Nuclear envelope organization in Dictyostelium discoideum
Open Access | Published: 11 December 2019
Petros Batsios1,*, Ralph Gräf1,*, Michael P. Koonce2, Denis A. Larochelle3 and Irene Meyer1
1Department of Cell Biology, University of Potsdam, Potsdam-Golm, Germany, 2Division of Translational Medicine, New York State Department of Health, Wadsworth Center, Albany, NY and 3Department of Biology, Clark University, Worcester, MA, USA
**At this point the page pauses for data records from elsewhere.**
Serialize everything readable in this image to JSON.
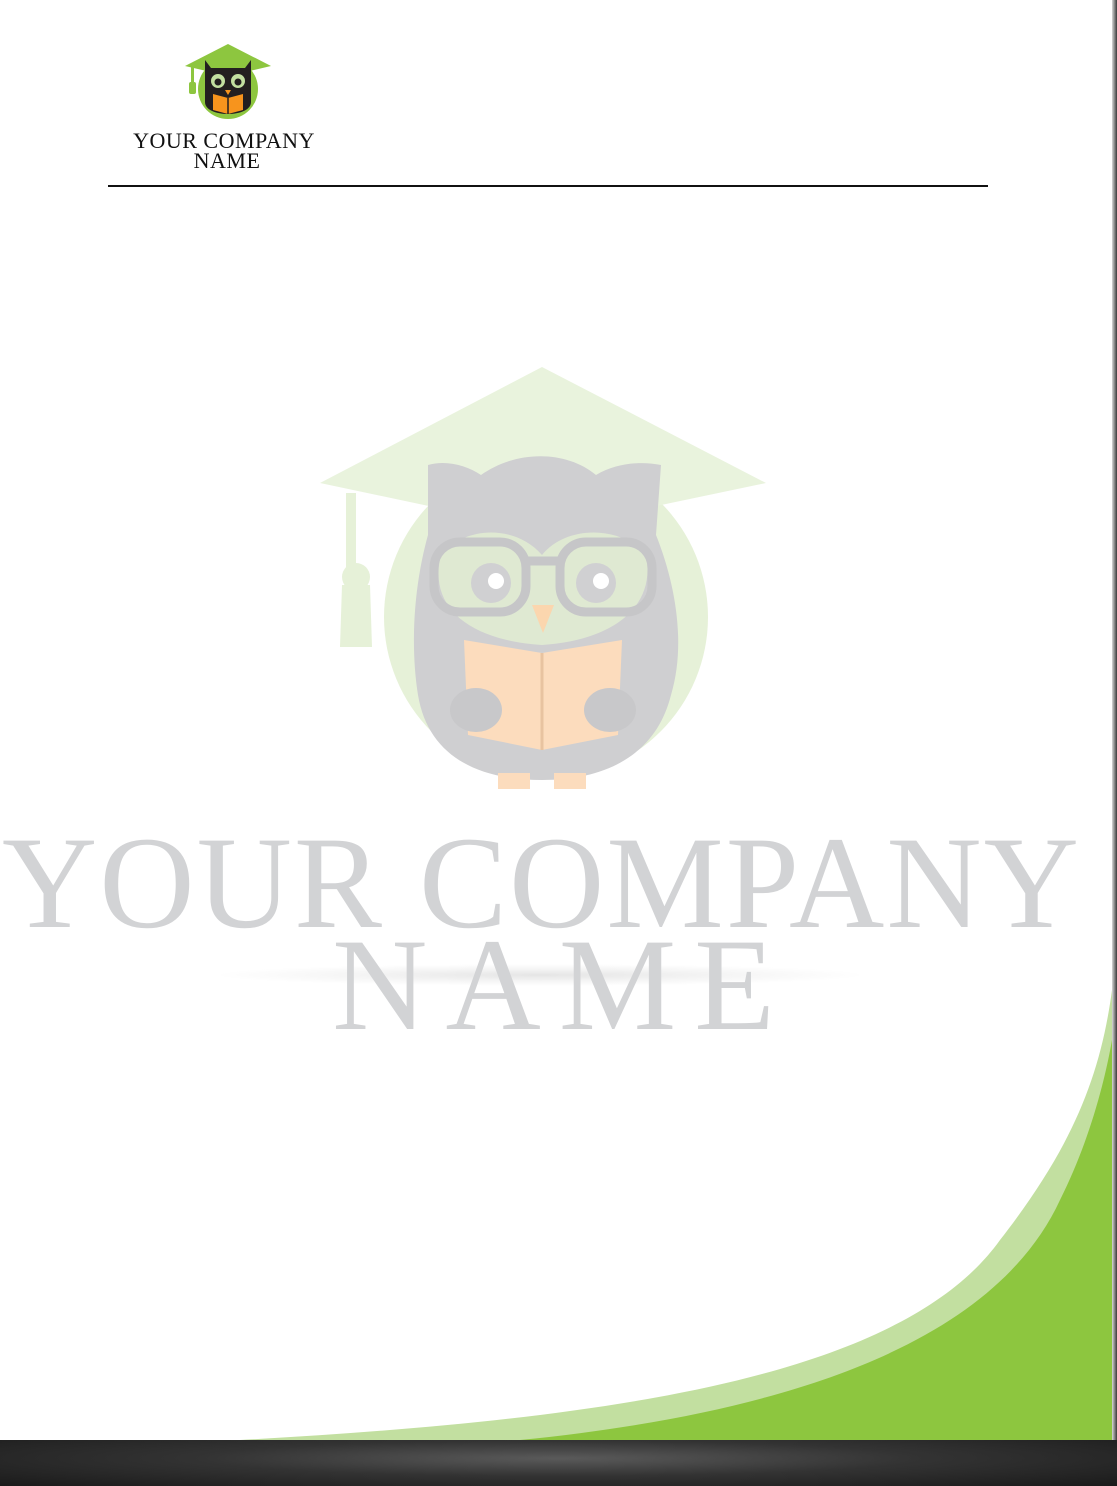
{
  "header": {
    "logo_icon": "graduation-owl-icon",
    "company_line1": "YOUR COMPANY",
    "company_line2": "NAME"
  },
  "watermark": {
    "logo_icon": "graduation-owl-icon",
    "company_line1": "YOUR COMPANY",
    "company_line2": "NAME"
  },
  "colors": {
    "accent_green": "#8dc63f",
    "light_green": "#c2dfa0",
    "watermark_grey": "#d2d3d5",
    "owl_book_orange": "#f7941d",
    "rule": "#111111"
  }
}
The nuclear envelope consists of the outer and the inner nuclear membrane, the nuclear lamina and the nuclear pore complexes, which regulate nuclear import and export. The major constituent of the nuclear lamina of Dictyostelium is the lamin NE81. It can form filaments like B-type lamins and it interacts with Sun1, as well as with the LEM/HeH-family protein Src1. Sun1 and Src1 are nuclear envelope transmembrane proteins involved in the centrosome-nucleus connection and nuclear envelope stability at the nucleolar regions, respectively. In conjunction with a KASH-domain protein, Sun1 usually forms a so-called LINC complex. Two proteins with functions reminiscent of KASH-domain proteins at the outer nuclear membrane of Dictyostelium are known; interaptin which serves as an actin connector and the kinesin Kif9 which plays a role in the microtubule-centrosome connector. However, both of these lack the conserved KASH-domain. The link of the centrosome to the nuclear envelope is essential for the insertion of the centrosome into the nuclear envelope and the appropriate spindle formation. Moreover, centrosome insertion is involved in permeabilization of the mitotic nucleus, which ensures access of tubulin dimers and spindle assembly factors. Our recent progress in identifying key molecular players at the nuclear envelope of Dictyostelium promises further insights into the mechanisms of nuclear envelope dynamics.